Taking some time each week to read, watch, or study about some dimension of your business world is key to your long-term survival. Want to learn how to deal with a recession successfully? Then find out what the Big Dogz do to succeed in tough economic times.

I read a lot. In between career and kids, I read everything I can get my hands on.  Recently, I’ve been spending a lot of time readying books on leadership and innovation. These are two topics that I’m investing more time in understanding and learning about. Why? Because I’m interested in them and, while I know a lot about them, I don’t know it all. Not even close. So, while I do my morning commute, I’m listening to audio books on those subjects.  Thank goodness for Audible.com!

To stay on top of the latest marketing and sales trends, I read a lot of business magazines. I relish the opportunity because invariably, I’ll get some fresh insights into these subject areas. Ideas begin to pop up as I move along. It’s my SONY digital recorder that captures certain ideas/concepts as they come along in my reading time. Capturing thoughts and ideas has become a necessity; otherwise I’d lose most of those thoughts to memory loss of some kind!

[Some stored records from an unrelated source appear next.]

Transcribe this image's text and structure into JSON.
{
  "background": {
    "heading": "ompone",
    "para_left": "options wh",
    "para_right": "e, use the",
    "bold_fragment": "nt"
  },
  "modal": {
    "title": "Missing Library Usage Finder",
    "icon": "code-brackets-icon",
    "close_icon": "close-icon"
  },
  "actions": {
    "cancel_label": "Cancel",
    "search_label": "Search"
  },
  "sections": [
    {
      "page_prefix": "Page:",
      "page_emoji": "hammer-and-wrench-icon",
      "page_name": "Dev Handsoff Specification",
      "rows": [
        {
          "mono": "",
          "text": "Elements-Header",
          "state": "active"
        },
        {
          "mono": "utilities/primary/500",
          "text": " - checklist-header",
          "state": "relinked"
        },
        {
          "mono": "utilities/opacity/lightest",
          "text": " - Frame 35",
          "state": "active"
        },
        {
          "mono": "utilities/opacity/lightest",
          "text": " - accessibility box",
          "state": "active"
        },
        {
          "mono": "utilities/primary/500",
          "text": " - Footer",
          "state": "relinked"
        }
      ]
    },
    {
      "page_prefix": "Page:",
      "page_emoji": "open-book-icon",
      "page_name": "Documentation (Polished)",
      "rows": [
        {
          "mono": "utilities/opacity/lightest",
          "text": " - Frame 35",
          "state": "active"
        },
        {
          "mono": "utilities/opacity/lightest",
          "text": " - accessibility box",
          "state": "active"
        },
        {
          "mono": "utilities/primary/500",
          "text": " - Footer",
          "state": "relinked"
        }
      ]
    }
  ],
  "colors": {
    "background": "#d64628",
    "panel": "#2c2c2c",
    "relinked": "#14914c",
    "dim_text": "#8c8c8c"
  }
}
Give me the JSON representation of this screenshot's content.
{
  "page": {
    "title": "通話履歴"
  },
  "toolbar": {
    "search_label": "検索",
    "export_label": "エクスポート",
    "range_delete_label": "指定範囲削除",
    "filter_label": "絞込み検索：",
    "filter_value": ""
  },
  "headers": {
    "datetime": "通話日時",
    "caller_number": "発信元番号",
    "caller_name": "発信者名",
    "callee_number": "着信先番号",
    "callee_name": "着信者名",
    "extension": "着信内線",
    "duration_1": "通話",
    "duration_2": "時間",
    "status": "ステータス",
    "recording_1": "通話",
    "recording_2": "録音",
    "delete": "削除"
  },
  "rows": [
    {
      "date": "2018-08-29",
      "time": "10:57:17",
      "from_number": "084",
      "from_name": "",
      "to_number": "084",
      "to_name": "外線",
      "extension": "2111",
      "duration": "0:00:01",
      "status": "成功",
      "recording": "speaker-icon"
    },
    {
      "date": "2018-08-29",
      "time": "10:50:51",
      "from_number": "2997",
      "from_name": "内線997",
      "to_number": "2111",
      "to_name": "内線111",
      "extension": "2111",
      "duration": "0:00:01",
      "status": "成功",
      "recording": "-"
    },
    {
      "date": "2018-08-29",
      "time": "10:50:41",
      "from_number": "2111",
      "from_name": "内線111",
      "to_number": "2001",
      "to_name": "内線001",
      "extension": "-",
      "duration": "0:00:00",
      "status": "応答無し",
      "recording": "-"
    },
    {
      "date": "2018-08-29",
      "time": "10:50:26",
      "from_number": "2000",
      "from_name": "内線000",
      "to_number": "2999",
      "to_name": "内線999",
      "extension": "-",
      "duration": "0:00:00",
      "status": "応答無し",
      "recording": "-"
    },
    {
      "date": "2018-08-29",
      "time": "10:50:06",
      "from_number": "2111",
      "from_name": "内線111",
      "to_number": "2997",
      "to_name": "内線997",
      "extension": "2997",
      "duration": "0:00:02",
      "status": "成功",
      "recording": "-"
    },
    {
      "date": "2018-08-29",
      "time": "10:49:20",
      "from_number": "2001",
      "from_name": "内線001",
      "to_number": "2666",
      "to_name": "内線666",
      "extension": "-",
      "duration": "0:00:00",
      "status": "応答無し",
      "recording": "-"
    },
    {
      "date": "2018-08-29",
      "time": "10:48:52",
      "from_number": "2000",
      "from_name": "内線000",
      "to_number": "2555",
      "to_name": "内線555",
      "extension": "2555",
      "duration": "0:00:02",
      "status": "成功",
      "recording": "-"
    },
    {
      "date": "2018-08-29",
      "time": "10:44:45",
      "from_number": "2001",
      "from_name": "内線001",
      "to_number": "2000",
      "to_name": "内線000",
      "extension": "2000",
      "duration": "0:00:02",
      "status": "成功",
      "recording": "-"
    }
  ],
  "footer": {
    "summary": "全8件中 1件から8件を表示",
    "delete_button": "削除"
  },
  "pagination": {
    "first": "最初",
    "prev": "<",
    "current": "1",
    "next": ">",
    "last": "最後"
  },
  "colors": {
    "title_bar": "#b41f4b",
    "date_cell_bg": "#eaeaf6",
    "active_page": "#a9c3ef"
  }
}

Workshops or seminars are another great way I learn and invest in myself. It’s an opportunity to get out of the business mayhem and into a learning environment. Exchanging ideas with those who take those courses are invaluable to me.

What topic could you pick that if you invested some time for yourself to learn more about, would help enrich your overall business experience and success? If you can’t answer that question, you have other problems.

Find the time, no matter how small in amount, that each week you can call your own. Life is too short to have called it ‘quits’ on learning. When you finally check out of this world, you can stop learning (at least here). Until then, get going and get learning.